[[ Task input, beginning ]]

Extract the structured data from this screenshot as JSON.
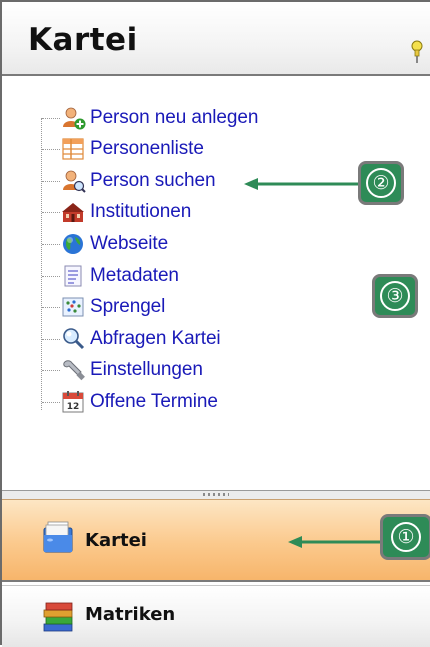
{
  "header": {
    "title": "Kartei",
    "pin_icon": "pin-icon"
  },
  "tree": {
    "items": [
      {
        "label": "Person neu anlegen",
        "icon": "person-add-icon"
      },
      {
        "label": "Personenliste",
        "icon": "list-icon"
      },
      {
        "label": "Person suchen",
        "icon": "person-search-icon"
      },
      {
        "label": "Institutionen",
        "icon": "institution-icon"
      },
      {
        "label": "Webseite",
        "icon": "globe-icon"
      },
      {
        "label": "Metadaten",
        "icon": "metadata-icon"
      },
      {
        "label": "Sprengel",
        "icon": "map-icon"
      },
      {
        "label": "Abfragen Kartei",
        "icon": "magnifier-icon"
      },
      {
        "label": "Einstellungen",
        "icon": "wrench-icon"
      },
      {
        "label": "Offene Termine",
        "icon": "calendar-icon"
      }
    ]
  },
  "calendar_day": "12",
  "callouts": {
    "one": "①",
    "two": "②",
    "three": "③"
  },
  "nav": {
    "kartei": {
      "label": "Kartei",
      "icon": "card-box-icon",
      "active": true
    },
    "matriken": {
      "label": "Matriken",
      "icon": "books-icon",
      "active": false
    }
  },
  "colors": {
    "link": "#1a1ab8",
    "callout_bg": "#2e8b57",
    "arrow": "#2e8b57",
    "active_nav": "#fbc98c"
  }
}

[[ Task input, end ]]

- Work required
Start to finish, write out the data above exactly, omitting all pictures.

- Task response
Extract the structured data from this screenshot as JSON.
{
  "header": {
    "title": "Kartei",
    "pin_icon": "pin-icon"
  },
  "tree": {
    "items": [
      {
        "label": "Person neu anlegen",
        "icon": "person-add-icon"
      },
      {
        "label": "Personenliste",
        "icon": "list-icon"
      },
      {
        "label": "Person suchen",
        "icon": "person-search-icon"
      },
      {
        "label": "Institutionen",
        "icon": "institution-icon"
      },
      {
        "label": "Webseite",
        "icon": "globe-icon"
      },
      {
        "label": "Metadaten",
        "icon": "metadata-icon"
      },
      {
        "label": "Sprengel",
        "icon": "map-icon"
      },
      {
        "label": "Abfragen Kartei",
        "icon": "magnifier-icon"
      },
      {
        "label": "Einstellungen",
        "icon": "wrench-icon"
      },
      {
        "label": "Offene Termine",
        "icon": "calendar-icon"
      }
    ]
  },
  "calendar_day": "12",
  "callouts": {
    "one": "①",
    "two": "②",
    "three": "③"
  },
  "nav": {
    "kartei": {
      "label": "Kartei",
      "icon": "card-box-icon",
      "active": true
    },
    "matriken": {
      "label": "Matriken",
      "icon": "books-icon",
      "active": false
    }
  },
  "colors": {
    "link": "#1a1ab8",
    "callout_bg": "#2e8b57",
    "arrow": "#2e8b57",
    "active_nav": "#fbc98c"
  }
}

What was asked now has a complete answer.